Real Blood on Fake Trees
At Christmas dinner this year (mostaccioli and ham—don't ask) my 16-year-old cousin tittered over the silence (don't ask) and opined that her cat, whose neck was decorated in a velvet red bow, looked "emo." Wha? It's not like it was wearing a Dashboard Confessional T-shirt and leg warmers.
Her sister responded to my obvious look of befuddlement: "Lame," she told me. "Or gay." Ah, yes. Except for new synonyms, high school hasn't changed a bit. I'm down with the lingo, though that word—"emo," that is—has made my skin crawl like a toddler chasing a dog's tail since at least 1996.
That said, this second effort from four-piece local kinda-supergroup Ela (composed of Bill Caperton and Knol Tate of Askeleton and Sean McPherson and Peter Leggett of Heiruspecs) sometimes treads that terrain whose name I dare not mention.
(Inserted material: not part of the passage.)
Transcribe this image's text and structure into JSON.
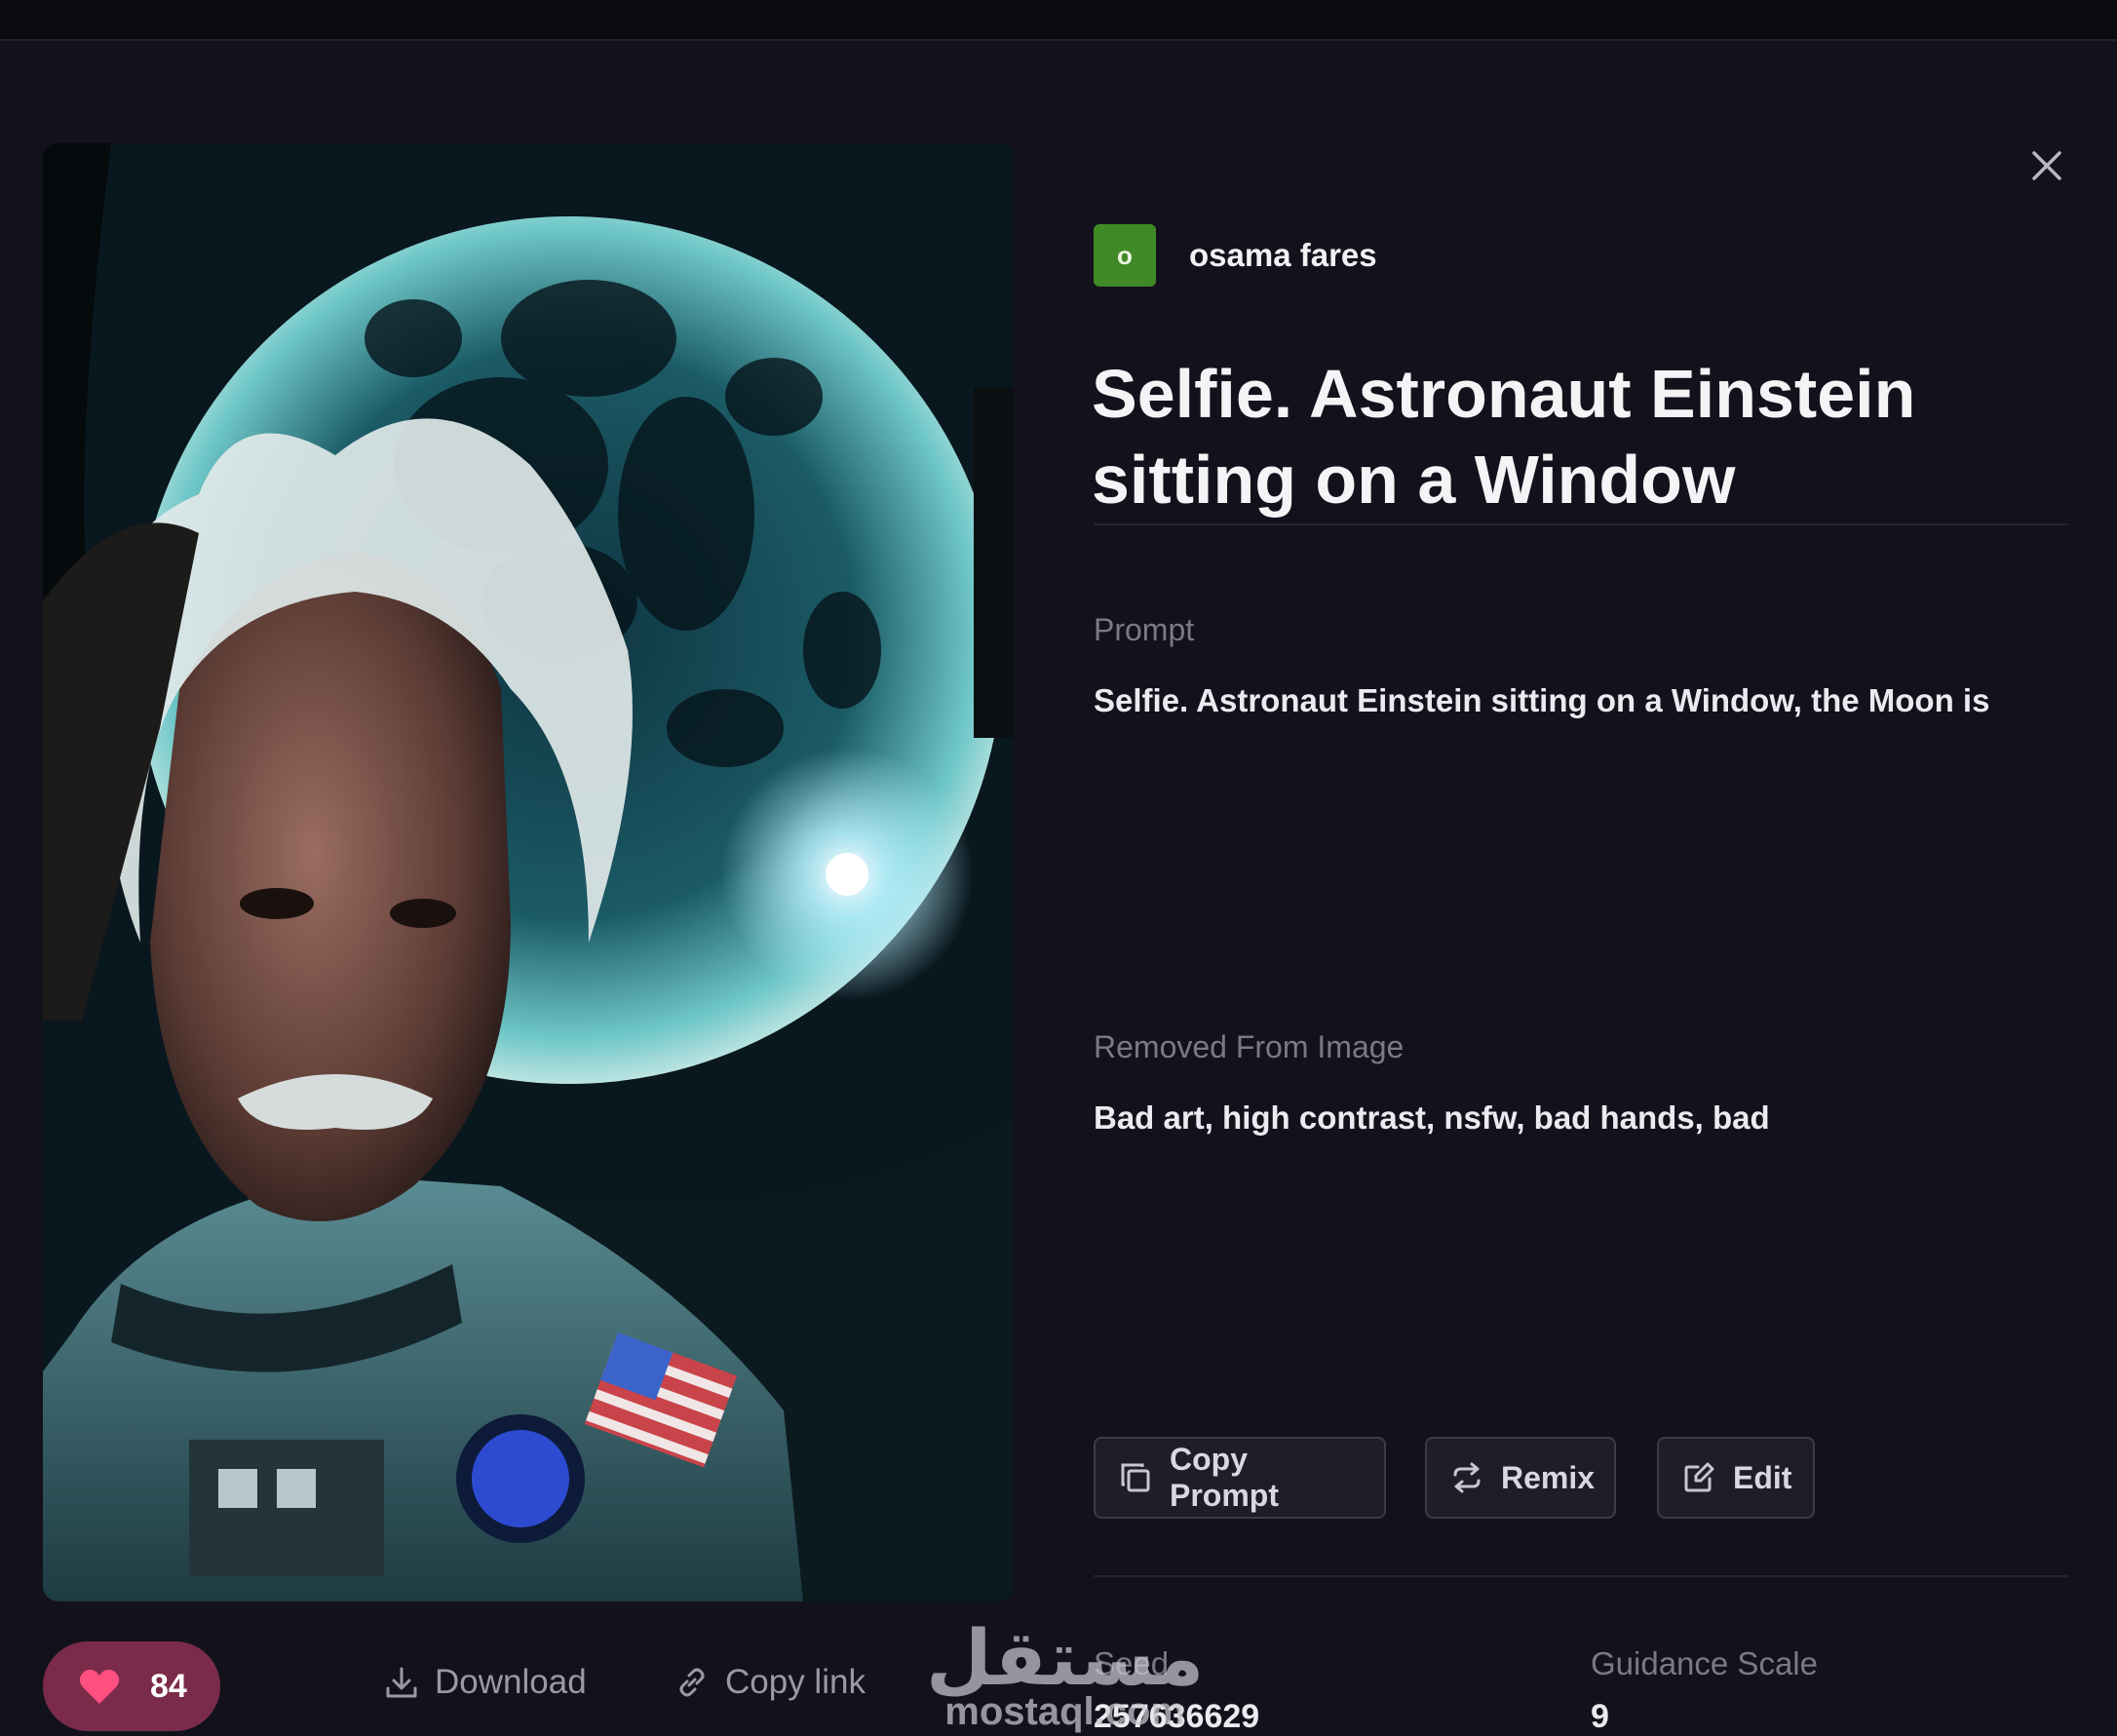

Yet Ela never careen into the self-indulgence and genre-specific feigned and strained vocals that make the sound so easy for anyone with a guitar, vocal chords, and an Urban Outfitters-loving, suburban ex-girlfriend to mimic.
Instead, Caperton is beautifully restrained and earnest, often contemplative and quiet, and Leggett's groovy beats and Tate's ethereal keyboards lend the band a dreamy, dance-y, new-wave sound. In fact, the band goes beyond the sum of its supergroup parts, and often sounds like a collaboration of something much larger. Bits of critically acclaimed local groups the Plastic Constellations; Halloween, Alaska; and Duplomacy are reflected in Ela's varied pre-slumber and post-party sound, which is a beautiful thing. Because even as our MyUniverse is infinitely expanding, it proves we are more intimately intertwined than ever, and that some things, like high school, never do change.